This story first appeared in Toronto Star Wheels on March 30, 2018
STRATFORD-UPON-AVON, England – When the wheels of my Air Canada jet touched down on the runway at London’s Heathrow Airport two weeks ago, it marked the first time I had ever been in England.
Which made what happened at that precise moment really surprising.
I didn’t stand up and start singing, but I did start hearing in my head the strains of that immortal British patriotic song, “Rule, Britannia,” as if it was being played by a military band. I mean, where did that come from?
It’s possible it was in reaction to something that had happened on the plane, which was taking me to England so I could test drive the Range Rover Plug-in Hybrid (PHEV) and the Range Rover Sport SVR (which I will tell you more about another time).
The flight from Toronto would take a little more than seven hours. To fill some of the time, I watched a movie, The Shape of Water, which was recently named Best Picture at the Academy Awards. If I had paid admission to see this thing, I would have demanded my money back. If anyone ever asks me to define the expression, “a waste of time,” I will answer, “The Shape of Water.” It was so bad, I couldn’t stop watching because I was fascinated to see just how awful it could really get. It did not disappoint. All I can say (other than noting it is two hours of my life I will never get back), is that if this is the best that Hollywood has to offer, I am going into the movie business tomorrow and will soon be rich.
I think, then, that “Rule, Britannia” came to mind to confirm that there are still people in the world who have history and tradition and know what they are doing, such as — and this is just one example of many I could cite — the design and manufacture of sensational automobiles, such as these Range Rovers.
Our drive in the PHEV, which was both on-road and off, started on the grounds of Blenheim Palace, gifted to John Churchill, the first Duke of Marlborough, by Queen Anne after he defeated the French in an epic battle in Germany in 1704.
(An aside: Churchill scribbled the news of his glorious victory on the back of a menu taken from a bistro. When the Queen received his note months later, she said, “Build that man a castle,” or words to that effect. Construction took 28 years, which is not surprising for someone from Toronto.
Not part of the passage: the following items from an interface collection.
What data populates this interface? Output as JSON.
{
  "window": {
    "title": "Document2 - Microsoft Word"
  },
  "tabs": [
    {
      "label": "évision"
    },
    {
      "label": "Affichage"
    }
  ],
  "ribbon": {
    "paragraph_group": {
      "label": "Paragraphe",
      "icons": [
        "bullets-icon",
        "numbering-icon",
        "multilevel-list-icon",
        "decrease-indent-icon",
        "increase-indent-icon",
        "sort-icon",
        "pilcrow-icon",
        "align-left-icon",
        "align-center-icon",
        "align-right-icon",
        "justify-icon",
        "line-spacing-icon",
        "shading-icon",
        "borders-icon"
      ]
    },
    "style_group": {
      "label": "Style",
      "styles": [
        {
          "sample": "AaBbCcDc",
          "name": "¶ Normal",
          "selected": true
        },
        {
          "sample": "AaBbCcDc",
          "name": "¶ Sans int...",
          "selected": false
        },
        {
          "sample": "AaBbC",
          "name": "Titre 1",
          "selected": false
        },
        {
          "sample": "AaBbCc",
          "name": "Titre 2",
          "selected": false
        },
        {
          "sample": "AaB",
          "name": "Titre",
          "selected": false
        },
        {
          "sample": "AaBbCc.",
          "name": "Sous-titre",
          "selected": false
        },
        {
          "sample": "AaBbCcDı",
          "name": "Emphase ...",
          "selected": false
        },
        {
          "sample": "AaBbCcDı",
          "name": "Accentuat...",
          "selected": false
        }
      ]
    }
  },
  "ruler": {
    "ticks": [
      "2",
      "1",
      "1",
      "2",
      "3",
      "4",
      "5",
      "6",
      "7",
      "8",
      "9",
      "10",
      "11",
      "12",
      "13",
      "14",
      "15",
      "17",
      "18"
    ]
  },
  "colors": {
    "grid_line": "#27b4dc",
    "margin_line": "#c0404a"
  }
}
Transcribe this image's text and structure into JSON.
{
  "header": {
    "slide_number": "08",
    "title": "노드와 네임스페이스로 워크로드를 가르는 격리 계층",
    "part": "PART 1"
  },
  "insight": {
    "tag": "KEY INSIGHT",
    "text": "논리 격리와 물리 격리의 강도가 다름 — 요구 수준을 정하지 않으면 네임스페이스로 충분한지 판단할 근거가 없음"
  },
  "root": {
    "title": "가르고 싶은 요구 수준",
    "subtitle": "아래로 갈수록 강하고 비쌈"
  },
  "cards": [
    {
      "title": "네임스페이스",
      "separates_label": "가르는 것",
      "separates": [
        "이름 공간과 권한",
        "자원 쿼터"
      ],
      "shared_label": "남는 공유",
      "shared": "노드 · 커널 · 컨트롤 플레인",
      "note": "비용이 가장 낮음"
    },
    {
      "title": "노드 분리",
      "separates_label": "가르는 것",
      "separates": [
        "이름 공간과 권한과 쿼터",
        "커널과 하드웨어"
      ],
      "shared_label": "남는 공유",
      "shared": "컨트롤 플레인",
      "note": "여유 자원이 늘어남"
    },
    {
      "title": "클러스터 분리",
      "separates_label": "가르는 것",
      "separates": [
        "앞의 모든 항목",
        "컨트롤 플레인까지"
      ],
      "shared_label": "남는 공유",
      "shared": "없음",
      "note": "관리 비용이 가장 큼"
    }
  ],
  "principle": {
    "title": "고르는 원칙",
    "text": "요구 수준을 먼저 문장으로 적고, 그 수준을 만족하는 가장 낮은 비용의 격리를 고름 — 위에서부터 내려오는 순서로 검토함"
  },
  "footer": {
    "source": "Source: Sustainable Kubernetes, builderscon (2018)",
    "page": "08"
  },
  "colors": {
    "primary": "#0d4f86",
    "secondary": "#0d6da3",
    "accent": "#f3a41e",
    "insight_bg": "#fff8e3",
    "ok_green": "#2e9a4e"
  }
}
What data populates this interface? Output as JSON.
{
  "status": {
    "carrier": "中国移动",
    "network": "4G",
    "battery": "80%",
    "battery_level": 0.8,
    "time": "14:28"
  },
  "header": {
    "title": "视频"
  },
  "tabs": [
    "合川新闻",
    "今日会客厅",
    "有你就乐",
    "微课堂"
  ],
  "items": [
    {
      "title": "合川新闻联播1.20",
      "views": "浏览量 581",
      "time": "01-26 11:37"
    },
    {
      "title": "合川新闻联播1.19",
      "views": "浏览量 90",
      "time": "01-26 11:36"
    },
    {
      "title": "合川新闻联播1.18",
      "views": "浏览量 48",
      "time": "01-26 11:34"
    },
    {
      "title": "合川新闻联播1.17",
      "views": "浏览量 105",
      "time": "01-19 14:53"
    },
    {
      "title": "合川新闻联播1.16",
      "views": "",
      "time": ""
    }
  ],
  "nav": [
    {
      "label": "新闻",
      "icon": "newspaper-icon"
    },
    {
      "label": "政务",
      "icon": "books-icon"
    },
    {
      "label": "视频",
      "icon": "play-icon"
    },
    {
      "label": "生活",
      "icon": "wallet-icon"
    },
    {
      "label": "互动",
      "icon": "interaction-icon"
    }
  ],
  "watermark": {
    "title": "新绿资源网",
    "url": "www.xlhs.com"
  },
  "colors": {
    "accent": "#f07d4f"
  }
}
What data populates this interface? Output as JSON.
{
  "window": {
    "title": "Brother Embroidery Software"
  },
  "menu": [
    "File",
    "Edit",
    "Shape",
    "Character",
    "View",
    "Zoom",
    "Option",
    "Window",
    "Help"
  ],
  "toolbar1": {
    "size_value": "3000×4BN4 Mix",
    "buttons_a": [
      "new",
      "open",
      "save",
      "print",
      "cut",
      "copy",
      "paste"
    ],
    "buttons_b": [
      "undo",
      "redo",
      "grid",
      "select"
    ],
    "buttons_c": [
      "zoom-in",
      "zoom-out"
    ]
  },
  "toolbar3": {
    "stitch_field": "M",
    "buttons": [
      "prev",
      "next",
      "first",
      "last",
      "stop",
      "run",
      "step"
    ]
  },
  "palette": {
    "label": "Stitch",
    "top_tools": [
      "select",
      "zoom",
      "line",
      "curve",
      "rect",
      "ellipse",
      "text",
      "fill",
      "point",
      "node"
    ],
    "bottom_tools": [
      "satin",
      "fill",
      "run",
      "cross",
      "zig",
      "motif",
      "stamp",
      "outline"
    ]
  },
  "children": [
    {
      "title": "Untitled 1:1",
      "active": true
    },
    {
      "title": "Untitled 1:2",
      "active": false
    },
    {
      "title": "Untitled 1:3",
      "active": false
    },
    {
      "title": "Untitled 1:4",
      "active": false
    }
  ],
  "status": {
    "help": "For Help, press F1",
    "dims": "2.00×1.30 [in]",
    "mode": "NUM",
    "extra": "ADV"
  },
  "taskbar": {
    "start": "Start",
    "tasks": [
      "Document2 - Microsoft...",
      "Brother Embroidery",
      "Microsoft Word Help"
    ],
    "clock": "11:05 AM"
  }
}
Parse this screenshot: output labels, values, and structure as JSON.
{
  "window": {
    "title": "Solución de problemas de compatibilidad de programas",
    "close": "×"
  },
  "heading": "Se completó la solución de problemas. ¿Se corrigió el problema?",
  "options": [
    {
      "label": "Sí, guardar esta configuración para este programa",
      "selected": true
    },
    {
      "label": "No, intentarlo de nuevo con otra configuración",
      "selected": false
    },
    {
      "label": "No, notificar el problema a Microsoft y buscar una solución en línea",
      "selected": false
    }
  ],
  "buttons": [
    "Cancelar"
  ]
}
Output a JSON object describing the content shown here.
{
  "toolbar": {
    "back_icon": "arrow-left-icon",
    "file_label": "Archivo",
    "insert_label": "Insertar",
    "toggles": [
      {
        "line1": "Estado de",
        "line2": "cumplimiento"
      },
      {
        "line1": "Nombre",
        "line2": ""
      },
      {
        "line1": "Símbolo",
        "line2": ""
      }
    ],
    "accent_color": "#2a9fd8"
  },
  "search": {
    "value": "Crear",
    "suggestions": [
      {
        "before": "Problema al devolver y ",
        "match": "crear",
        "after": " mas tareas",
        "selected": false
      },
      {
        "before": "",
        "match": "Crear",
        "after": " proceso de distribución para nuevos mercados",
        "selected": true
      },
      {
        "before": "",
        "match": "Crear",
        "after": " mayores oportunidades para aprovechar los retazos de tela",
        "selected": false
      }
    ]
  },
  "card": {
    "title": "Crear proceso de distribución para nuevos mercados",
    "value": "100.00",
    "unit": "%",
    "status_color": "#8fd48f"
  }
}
The correspondence is still on display there, along with other artifacts from the period.)
I opted to drive the off-road portion of the test while my co-driver, former Wheels editor Mark Richardson, would do the on-road because he was born in the U.K., and driving on the left-side of the road is in his DNA. This worked out well.
In the media briefing beforehand, we had been told that this was not a new Range Rover but rather a better one; that many small changes had been made while taking what they called the “first steps” in the marque’s “electrification journey.”
This means the vehicle’s 2.0-litre gasoline engine is connected to an 85kW electric motor, which is built into the eight-speed automatic transmission that is beside a 7kW on-board charger. The plug-in is at the front of the car; the lithium-ion battery is at the rear, mounted underneath the trunk.
It can take two hours and 45 minutes to fully charge this car if you have a 220v outlet. It takes more than twice that if you have a 110. Fully charged, the car will go 50 kilometres before the gasoline engine kicks in. It doesn’t have to be this black and white: a computer program can mix and match the power source with the conditions.
Now, as I’ve always considered Range Rover to be just about perfect, I was hard-pressed to find improvements. For instance, I was trying to drive the PHEV up a hill that was all mud. Halfway there, I had to stop because a couple of Mallard ducks decided to walk in front of the car. Once they’d been shooed away, I eased onto the throttle ever so slightly and the four-wheel drive kicked in and we were soon at the top, almost without effort.
This is because the vehicle I was driving was equipped with technology that distributes torque evenly to all four wheels, making it easier to go up hill and down, even with summer tires. Driving modes helped, as well. Grass/gravel/snow, Mud/ruts (the one I was in while going up that hill), Sand, Rock crawl and Eco settings are all available — as are Comfort and Dynamic modes.
Then, of course, a bridge across a stream was out of commission. But I was driving a Range Rover, so, no worries: through the stream we went. (I don’t recall seeing a Water mode, though …)
When my co-driver took over for the run on the open road, I had time to look around the inside, and this is where many of the small improvements we’d been told about became evident. The front and back seats are bigger, more comfortable, and have a massage function. There is an improved infotainment system and 17 connection points for smartphones and the like.
I particularly got a kick out of the sunroof, which automatically opens when you get into the car. If you want it closed, just wave your hand in front of the rear-view mirror and, voila, it closes. Want it open again? Wave at the mirror and watch it happen. When everybody gets out of the car, it closes on its own. It’s magic.
The now-usual driver aids — rearview camera, emergency braking, lane-departure warning and so on — are standard, but Range Rover has some intriguing add-ons that you might fancy, such as 360-degree parking aid and blind-spot assist.
Starting at $113,000, this Range Rover is close to being a Taj Mahal on wheels — on or off the road.